The island’s shape looks like an arrowhead with the tip pointed southwest (generally toward the mainland). Most of the people and development are on the southeast side, which is referred to as just the “east” side.”
On a typical island, non-tourist development is on the lee side of the island, which is the side facing away from the prevailing winds and current—for obvious reasons. But, on Guanaja, It seems to me the “east” side is the windward side and yet that’s where all the development is. I originally thought I wanted to be on the east side, assuming it was the lee side, because I’m not a fan of having my clothes blown off me on a regular basis. I have found the west/north side to be much calmer and generally just a much more pleasant side to be on. I am told that in December and January the island can get winds from the north that can switch that. I will take two months of wind versus ten months.

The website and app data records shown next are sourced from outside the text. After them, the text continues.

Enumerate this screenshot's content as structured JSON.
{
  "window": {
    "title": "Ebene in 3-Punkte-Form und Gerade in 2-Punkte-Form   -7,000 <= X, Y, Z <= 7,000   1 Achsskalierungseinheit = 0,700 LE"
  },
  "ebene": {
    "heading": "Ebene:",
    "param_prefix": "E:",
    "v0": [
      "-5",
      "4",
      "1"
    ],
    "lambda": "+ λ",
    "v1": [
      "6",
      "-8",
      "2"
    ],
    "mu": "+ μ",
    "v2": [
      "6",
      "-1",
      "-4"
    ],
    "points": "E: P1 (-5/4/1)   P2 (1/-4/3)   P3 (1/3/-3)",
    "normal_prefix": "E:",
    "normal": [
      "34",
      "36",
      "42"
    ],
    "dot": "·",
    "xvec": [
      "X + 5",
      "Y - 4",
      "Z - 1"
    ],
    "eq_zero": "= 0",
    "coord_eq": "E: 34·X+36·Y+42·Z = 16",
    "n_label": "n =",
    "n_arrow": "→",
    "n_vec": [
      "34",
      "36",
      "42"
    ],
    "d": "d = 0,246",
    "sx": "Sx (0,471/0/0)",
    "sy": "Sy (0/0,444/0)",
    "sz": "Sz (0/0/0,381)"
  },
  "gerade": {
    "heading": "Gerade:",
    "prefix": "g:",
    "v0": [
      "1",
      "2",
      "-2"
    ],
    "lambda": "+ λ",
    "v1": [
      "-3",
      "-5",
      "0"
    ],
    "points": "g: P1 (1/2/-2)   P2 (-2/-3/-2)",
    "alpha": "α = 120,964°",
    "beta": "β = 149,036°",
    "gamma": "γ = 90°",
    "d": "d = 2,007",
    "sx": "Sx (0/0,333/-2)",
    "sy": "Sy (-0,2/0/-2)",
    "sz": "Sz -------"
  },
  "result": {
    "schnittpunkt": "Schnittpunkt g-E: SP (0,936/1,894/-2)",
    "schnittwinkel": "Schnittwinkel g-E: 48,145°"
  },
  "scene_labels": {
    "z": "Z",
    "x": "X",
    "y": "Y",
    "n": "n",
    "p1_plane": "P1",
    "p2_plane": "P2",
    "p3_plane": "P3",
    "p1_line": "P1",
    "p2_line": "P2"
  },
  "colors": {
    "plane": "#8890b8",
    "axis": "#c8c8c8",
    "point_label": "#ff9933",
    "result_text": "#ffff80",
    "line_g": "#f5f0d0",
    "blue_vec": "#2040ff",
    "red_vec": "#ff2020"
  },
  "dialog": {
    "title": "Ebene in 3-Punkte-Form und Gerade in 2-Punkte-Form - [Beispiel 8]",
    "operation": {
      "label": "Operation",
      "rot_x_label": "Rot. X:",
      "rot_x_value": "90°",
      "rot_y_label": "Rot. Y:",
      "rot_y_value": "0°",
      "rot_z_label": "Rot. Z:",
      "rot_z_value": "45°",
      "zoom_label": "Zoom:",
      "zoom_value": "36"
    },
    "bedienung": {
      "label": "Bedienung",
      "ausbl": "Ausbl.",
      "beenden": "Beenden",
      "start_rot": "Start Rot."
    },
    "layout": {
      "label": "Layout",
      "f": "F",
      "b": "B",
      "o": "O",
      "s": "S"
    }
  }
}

So, one might ask: What’s all the Guanaja hoopla about other than beautiful views, warm sea breezes, empty beaches, warm water, beautiful sunsets, and good fishing? It’s the diving and snorkeling silly!
The Mesoamerican reef—second in size only to the Great Barrier Reef in Australia—stretches from Cancun Mexico to the Bay Islands. We are at the end of the reef—or if you stand on your head, we’re at the beginning. The island is surrounded by reefs. There are reefs, reefs, and more reefs. One cannot throw a hogplum into the ocean without hitting a reef. Combine that with clear warm water—no wetsuit for me—and very few divers you get spectacular diving. The reefs are (for now) virtually unspoiled and untouched. We often go diving and don’t even see another dive boat.
The reefs, however, present a challenge: Driving a boat. If you don’t know where you’re going or not paying attention you will probably lose a propeller and perhaps even your lower unit. There are reefs, patch reefs, mudflats, and big honkin’ rocks all lurking just underneath the surface waiting to take off your prop or lower unit.
To drive a boat, one must know where all this stuff is. I keep asking, where are the yellow and white lines, the turn lanes? How am I ever going to remember this stuff? And can we please order some extra boat-motor props? Like maybe a case of them?
On small islands, fresh water can be scarce and/or downright nonexistent. This is where Guanaja really shines. Up in the mountains are some fresh-water springs. The island boasts 3 waterfalls (that I know of) and several streams. I have heard—but not verified—that it is the only Bay Island with springs. Public water comes straight from the springs and it is great, drinkable water. But, I’m guessing, at some point, if the island gets a lot of development, people will have to supplement with rain catchment systems and such. For now, though, the water situation is pretty sweet (pun intended).
Okay, I am going to leave you with the following question. How many Caribbean islands have you visited where the island’s number one industry is not tourism?
Coming up next week is the gripping saga of Elizabeth, George and me trying to convince Laurie that buying a dive resort is a great idea. And, how Laurie and I land at Low Cay with Julia (the hurricane) in tow.
Island time is a real thing—slow and easy and it generally involves rum.—– (me)
#guanaja #diveresort #caribeanlife #retirement